Leadership, Personal Ambition, and the New (Two-Week) Federal Budget

By on March 3, 2011 in Current Events with 40 Comments

The President has signed the two week continuing resolution into law. Like many other politicians, the President isn’t crowing about it. Here is the full text of the White House press release:

“On Wednesday, March 2, 2011, the President signed into law:

H.J.Res. 44, which provides FY 2011 appropriations through Friday,
March 18, 2011,for continuing projects and activities of the Federal
Government.”

Reading the hundreds or thousands of articles on the failure of our politicians to pass a federal budget, there is plenty of blame to go around. The blame for the problem is usually placed at the feet of the entity or the person with which the observer has a political difference.

Perhaps the situation of governing one of the largest bureaucratic entities in the world is the fault of the last Congress which could have passed a budget while the Democrats were in control of both houses of Congress and the White House. But, as it happened, other issues, such as not requiring Members of Congress up for re-election to have to defend their vote during an election year, were more important than continuing to have the government running smoothly. And, even though we are now about halfway through the current fiscal year, there is still no budget for the massive federal bureaucracy that impacts every American. If we needed any convincing evidence that many in positions of leadership are in national politics to satisfy their own unbridled ambitions rather than the overall good of the country, this failure would be at the top of most lists.

Perhaps it is a failure of leadership by President Obama. He has been quick to leap into the fray on some issues like health care but missing in action on other issues. Even the Washington Post, hardly a fan of the President’s political opponents, has noticed his passivity and lack of leadership qualities. It devoted a recent article to the subject entitled “Where’s Waldo?” and contained this observation: “There are a startling number of occasions in which the president has been missing in action – unwilling, reluctant or late to weigh in on the issue of the moment. He is, too often, more reactive than inspirational, more cautious than forceful.”

Perhaps it is the fault of the Republicans in Congress for trying to cut federal spending.

Perhaps it is the fault of the voters for being concerned about the direction of the country and electing a House of Representatives that has taken a hard line against federal spending.

Perhaps it is the fault of the Democrats in Congress who don’t see a problem with the massive deficit spending by the federal government.

Regardless of each reader’s personal political views, it is obvious that we are at a juncture that will determine the future of our country.

No doubt, the budget debate will be interesting and will have an impact
on all Americans. Perhaps leaders will emerge to get us through this
juncture as they have in our previous history and America will continue
to thrive.

And, in the meantime, there is still a possibility of a furlough for some federal employees in another two weeks as the politicians continue to grapple with how to craft a budget for the current fiscal year.
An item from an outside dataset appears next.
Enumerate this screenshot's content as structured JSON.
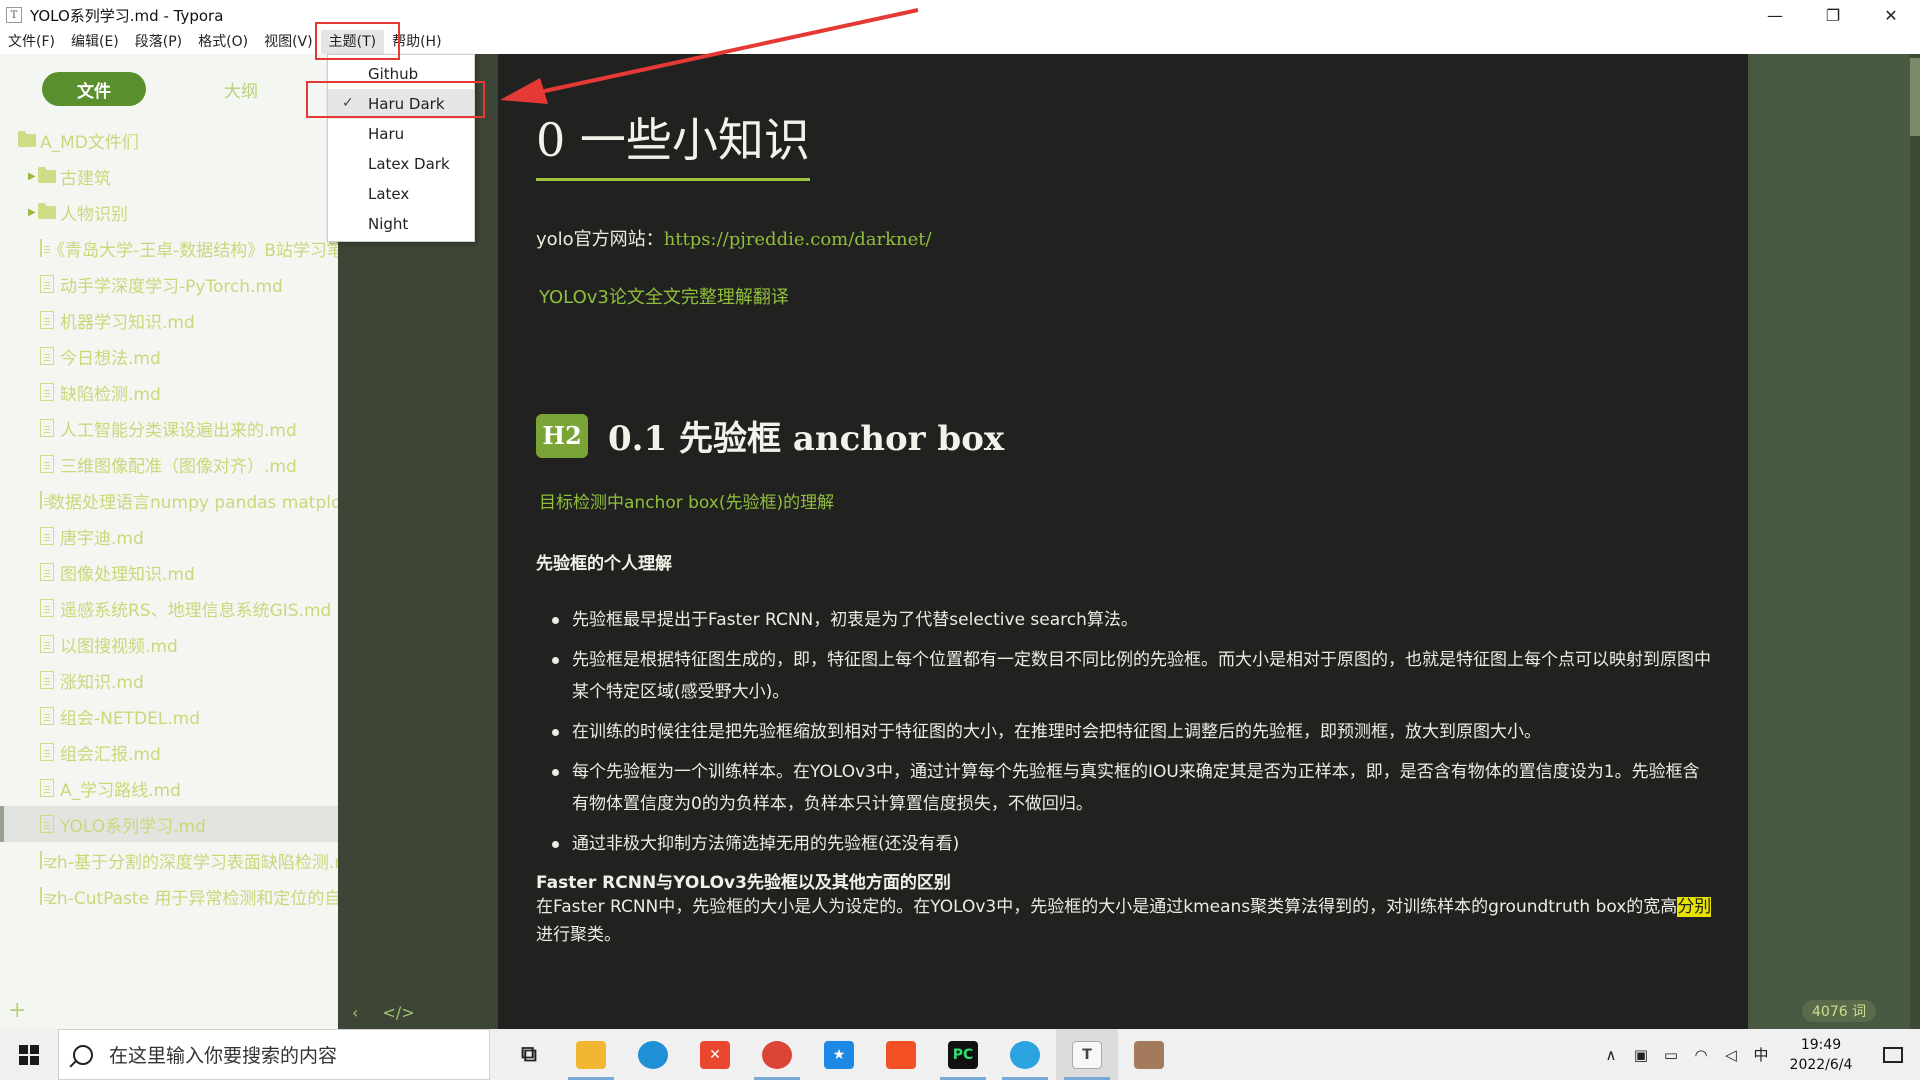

Everyone hopes it will come out in the right way…even if there is little political agreement on what the “right way” should be.

© 2016 Ralph R. Smith. All rights reserved. This article may not be reproduced without express written consent from Ralph R. Smith.

About the Author

Ralph Smith has several decades of experience working with federal human resources issues. He has written extensively on a full range of human resources topics in books and newsletters and is a co-founder of two companies and several newsletters onĀ federal human resources.

Top